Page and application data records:
%%

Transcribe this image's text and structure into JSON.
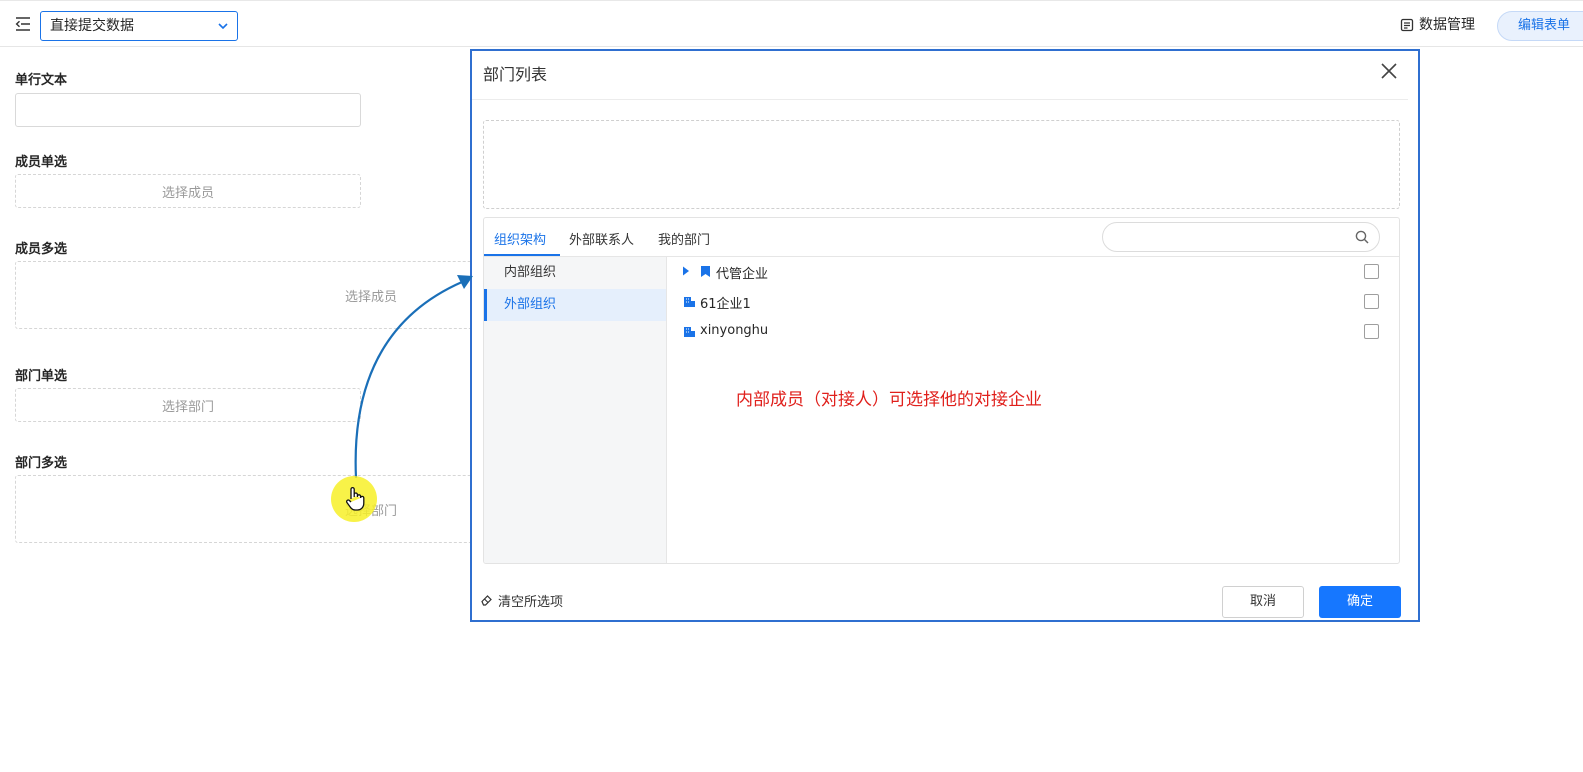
{
  "topbar": {
    "view_select_value": "直接提交数据",
    "data_management_label": "数据管理",
    "edit_form_label": "编辑表单"
  },
  "form": {
    "fields": [
      {
        "label": "单行文本"
      },
      {
        "label": "成员单选",
        "placeholder": "选择成员"
      },
      {
        "label": "成员多选",
        "placeholder": "选择成员"
      },
      {
        "label": "部门单选",
        "placeholder": "选择部门"
      },
      {
        "label": "部门多选",
        "placeholder": "选择部门"
      }
    ]
  },
  "dialog": {
    "title": "部门列表",
    "tabs": [
      "组织架构",
      "外部联系人",
      "我的部门"
    ],
    "active_tab": "组织架构",
    "sidebar": [
      "内部组织",
      "外部组织"
    ],
    "active_sidebar": "外部组织",
    "tree": [
      {
        "label": "代管企业",
        "icon": "bookmark-icon",
        "expandable": true,
        "checked": false
      },
      {
        "label": "61企业1",
        "icon": "building-icon",
        "expandable": false,
        "checked": false
      },
      {
        "label": "xinyonghu",
        "icon": "building-icon",
        "expandable": false,
        "checked": false
      }
    ],
    "annotation": "内部成员（对接人）可选择他的对接企业",
    "clear_all_label": "清空所选项",
    "cancel_label": "取消",
    "confirm_label": "确定"
  },
  "colors": {
    "primary": "#1677ff",
    "annotation": "#e0201c",
    "arrow": "#1a6fb8",
    "cursor_highlight": "#f7f028"
  }
}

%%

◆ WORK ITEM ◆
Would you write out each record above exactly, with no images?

◆ PROBLEM SOLUTION ◆
Transcribe this image's text and structure into JSON.
{
  "topbar": {
    "view_select_value": "直接提交数据",
    "data_management_label": "数据管理",
    "edit_form_label": "编辑表单"
  },
  "form": {
    "fields": [
      {
        "label": "单行文本"
      },
      {
        "label": "成员单选",
        "placeholder": "选择成员"
      },
      {
        "label": "成员多选",
        "placeholder": "选择成员"
      },
      {
        "label": "部门单选",
        "placeholder": "选择部门"
      },
      {
        "label": "部门多选",
        "placeholder": "选择部门"
      }
    ]
  },
  "dialog": {
    "title": "部门列表",
    "tabs": [
      "组织架构",
      "外部联系人",
      "我的部门"
    ],
    "active_tab": "组织架构",
    "sidebar": [
      "内部组织",
      "外部组织"
    ],
    "active_sidebar": "外部组织",
    "tree": [
      {
        "label": "代管企业",
        "icon": "bookmark-icon",
        "expandable": true,
        "checked": false
      },
      {
        "label": "61企业1",
        "icon": "building-icon",
        "expandable": false,
        "checked": false
      },
      {
        "label": "xinyonghu",
        "icon": "building-icon",
        "expandable": false,
        "checked": false
      }
    ],
    "annotation": "内部成员（对接人）可选择他的对接企业",
    "clear_all_label": "清空所选项",
    "cancel_label": "取消",
    "confirm_label": "确定"
  },
  "colors": {
    "primary": "#1677ff",
    "annotation": "#e0201c",
    "arrow": "#1a6fb8",
    "cursor_highlight": "#f7f028"
  }
}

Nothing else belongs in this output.